> Try it: Each entry is to be retyped exactly as it appears. Leave the images out.

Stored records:
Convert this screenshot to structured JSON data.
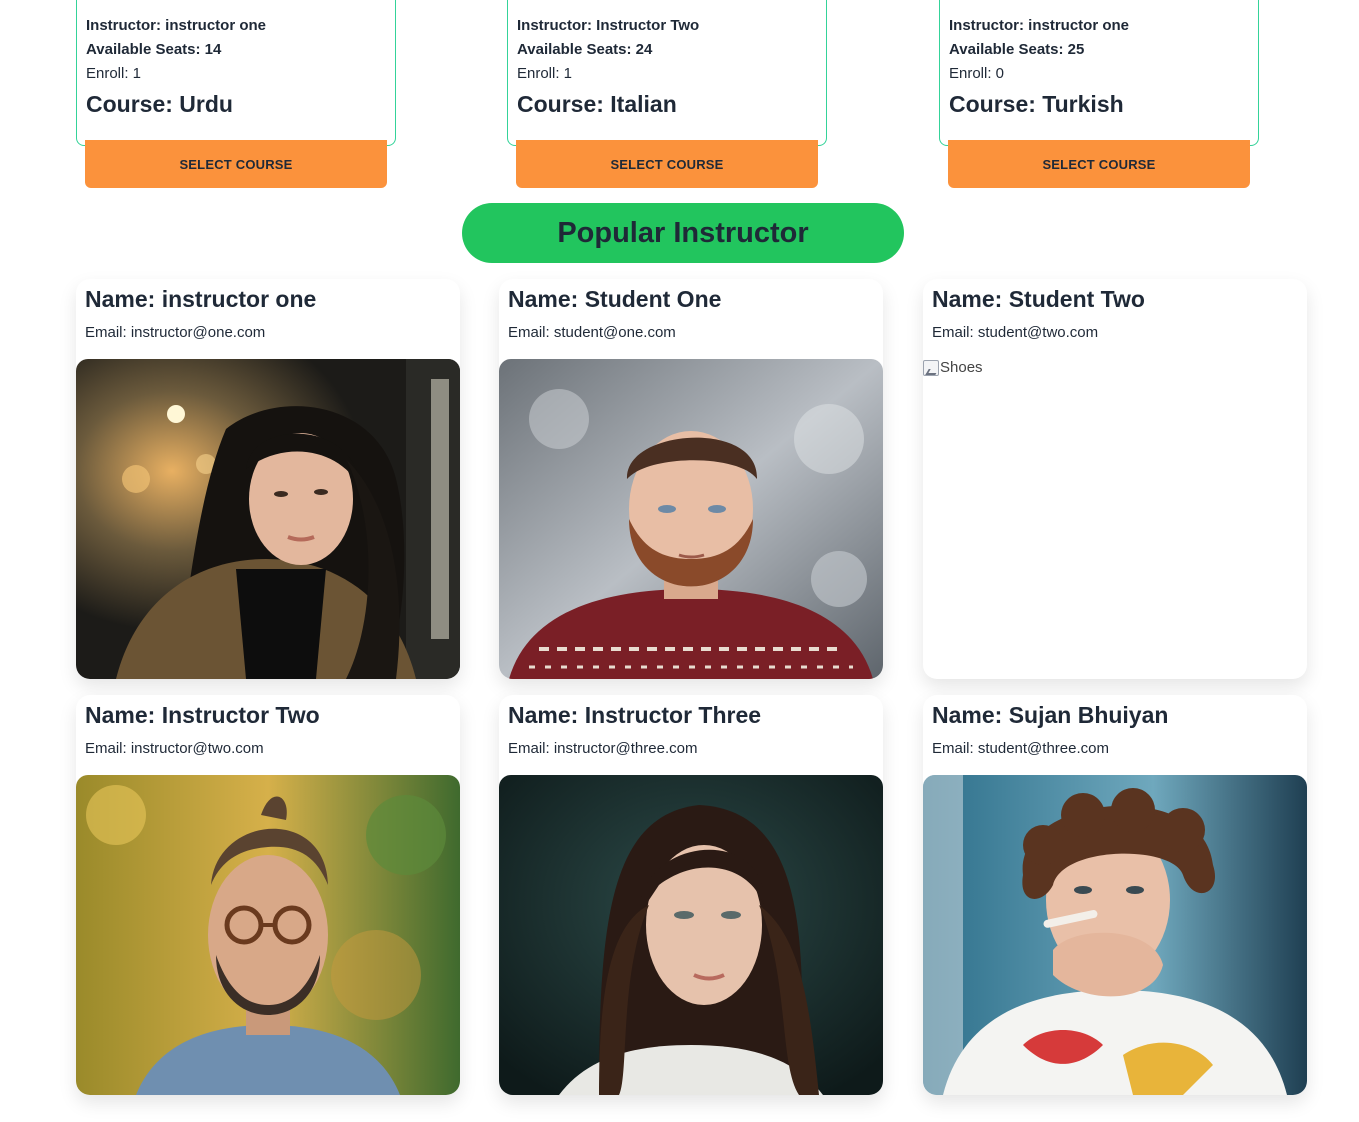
{
  "courses": [
    {
      "instructor": "Instructor: instructor one",
      "seats": "Available Seats: 14",
      "enroll": "Enroll: 1",
      "course": "Course: Urdu",
      "button": "SELECT COURSE"
    },
    {
      "instructor": "Instructor: Instructor Two",
      "seats": "Available Seats: 24",
      "enroll": "Enroll: 1",
      "course": "Course: Italian",
      "button": "SELECT COURSE"
    },
    {
      "instructor": "Instructor: instructor one",
      "seats": "Available Seats: 25",
      "enroll": "Enroll: 0",
      "course": "Course: Turkish",
      "button": "SELECT COURSE"
    }
  ],
  "section_title": "Popular Instructor",
  "people": [
    {
      "name": "Name: instructor one",
      "email": "Email: instructor@one.com"
    },
    {
      "name": "Name: Student One",
      "email": "Email: student@one.com"
    },
    {
      "name": "Name: Student Two",
      "email": "Email: student@two.com",
      "image_alt": "Shoes"
    },
    {
      "name": "Name: Instructor Two",
      "email": "Email: instructor@two.com"
    },
    {
      "name": "Name: Instructor Three",
      "email": "Email: instructor@three.com"
    },
    {
      "name": "Name: Sujan Bhuiyan",
      "email": "Email: student@three.com"
    }
  ],
  "colors": {
    "accent_green": "#22c55e",
    "card_border": "#34d399",
    "button_orange": "#fb923c",
    "text": "#1f2937"
  }
}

> Result of this task:
Convert this screenshot to structured JSON data.
{
  "courses": [
    {
      "instructor": "Instructor: instructor one",
      "seats": "Available Seats: 14",
      "enroll": "Enroll: 1",
      "course": "Course: Urdu",
      "button": "SELECT COURSE"
    },
    {
      "instructor": "Instructor: Instructor Two",
      "seats": "Available Seats: 24",
      "enroll": "Enroll: 1",
      "course": "Course: Italian",
      "button": "SELECT COURSE"
    },
    {
      "instructor": "Instructor: instructor one",
      "seats": "Available Seats: 25",
      "enroll": "Enroll: 0",
      "course": "Course: Turkish",
      "button": "SELECT COURSE"
    }
  ],
  "section_title": "Popular Instructor",
  "people": [
    {
      "name": "Name: instructor one",
      "email": "Email: instructor@one.com"
    },
    {
      "name": "Name: Student One",
      "email": "Email: student@one.com"
    },
    {
      "name": "Name: Student Two",
      "email": "Email: student@two.com",
      "image_alt": "Shoes"
    },
    {
      "name": "Name: Instructor Two",
      "email": "Email: instructor@two.com"
    },
    {
      "name": "Name: Instructor Three",
      "email": "Email: instructor@three.com"
    },
    {
      "name": "Name: Sujan Bhuiyan",
      "email": "Email: student@three.com"
    }
  ],
  "colors": {
    "accent_green": "#22c55e",
    "card_border": "#34d399",
    "button_orange": "#fb923c",
    "text": "#1f2937"
  }
}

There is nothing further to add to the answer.